I never could fathom as a child that I would miss my grandmother’s funeral. She was everything and more for me. I’m currently serving a DBI sentence that of which I have 11 years in on. The punishment from courts was for me to die in prison. When the judge said life I don’t want to believe that she knew that meant you may never see anyone you’ve ever cared for or love ever again. That you will never have a relationship with your children. That your family may become sick and need an organ and you won’t be able to donate to them even though your sentence to die. That the person whom loved you and cared for you most may die knowing that you won’t be able to attend their funeral.
In these 11 years I have been witness to men loosing loved ones from mothers and fathers, brothers and sisters, and even kids. Loosing a love one while in prison I believe is a part of DBI that is forgotten when thinking about those serving time. Me personally I am unable to fully grieve which makes me feel less human if that makes any sense. Maybe thats also part of “it” to make prisoners feel like their not people or even human any more. I don’t want to come off as if there weren’t any tears shed by me or any of the other men that have lost loved ones while serving DBI sentences but grieving I believe is more than just shedding tears. I know for me its hard to accept the fact that the 1 person I know would come if I were sent to Siberia in Russia and told that my freedom depended on me getting 1 visit, that she would not have hesitated to travel to see me so that I could obtain my freedom. So dealing with that is extremely hard.
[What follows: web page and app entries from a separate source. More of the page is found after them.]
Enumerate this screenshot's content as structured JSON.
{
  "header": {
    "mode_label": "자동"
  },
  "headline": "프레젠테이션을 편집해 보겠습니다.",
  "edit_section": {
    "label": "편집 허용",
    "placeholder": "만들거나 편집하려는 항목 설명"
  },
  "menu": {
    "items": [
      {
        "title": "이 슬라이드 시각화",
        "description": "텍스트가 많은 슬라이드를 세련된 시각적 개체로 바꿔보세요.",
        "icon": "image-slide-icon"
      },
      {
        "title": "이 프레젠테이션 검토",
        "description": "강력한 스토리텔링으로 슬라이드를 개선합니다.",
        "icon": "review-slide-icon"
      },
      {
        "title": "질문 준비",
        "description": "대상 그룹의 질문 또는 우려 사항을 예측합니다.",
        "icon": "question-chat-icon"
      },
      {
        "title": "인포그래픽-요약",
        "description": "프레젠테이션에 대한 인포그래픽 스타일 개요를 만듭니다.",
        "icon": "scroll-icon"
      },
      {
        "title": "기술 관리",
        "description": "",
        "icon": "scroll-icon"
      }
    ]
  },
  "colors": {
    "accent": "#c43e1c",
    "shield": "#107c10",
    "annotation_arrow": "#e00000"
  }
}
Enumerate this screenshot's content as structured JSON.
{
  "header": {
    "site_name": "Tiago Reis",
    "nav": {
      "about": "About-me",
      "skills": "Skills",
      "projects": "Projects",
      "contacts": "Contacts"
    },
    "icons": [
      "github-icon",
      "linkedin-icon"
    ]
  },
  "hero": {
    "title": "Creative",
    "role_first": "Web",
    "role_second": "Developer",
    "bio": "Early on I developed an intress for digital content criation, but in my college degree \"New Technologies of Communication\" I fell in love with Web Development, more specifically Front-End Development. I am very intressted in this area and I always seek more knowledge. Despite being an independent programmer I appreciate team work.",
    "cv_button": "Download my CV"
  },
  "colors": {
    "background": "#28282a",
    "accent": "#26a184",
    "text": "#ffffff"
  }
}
Theses thoughts have been on my mind since August. I also lost a close cousin like 3 weeks after the passing of my grandmother. I brought that up to say that I’ve finally come to the realization of this inhumane DBI sentence that more than 5k men and women in PA are serving has extended/unrecognized affects, this is just 1 of many.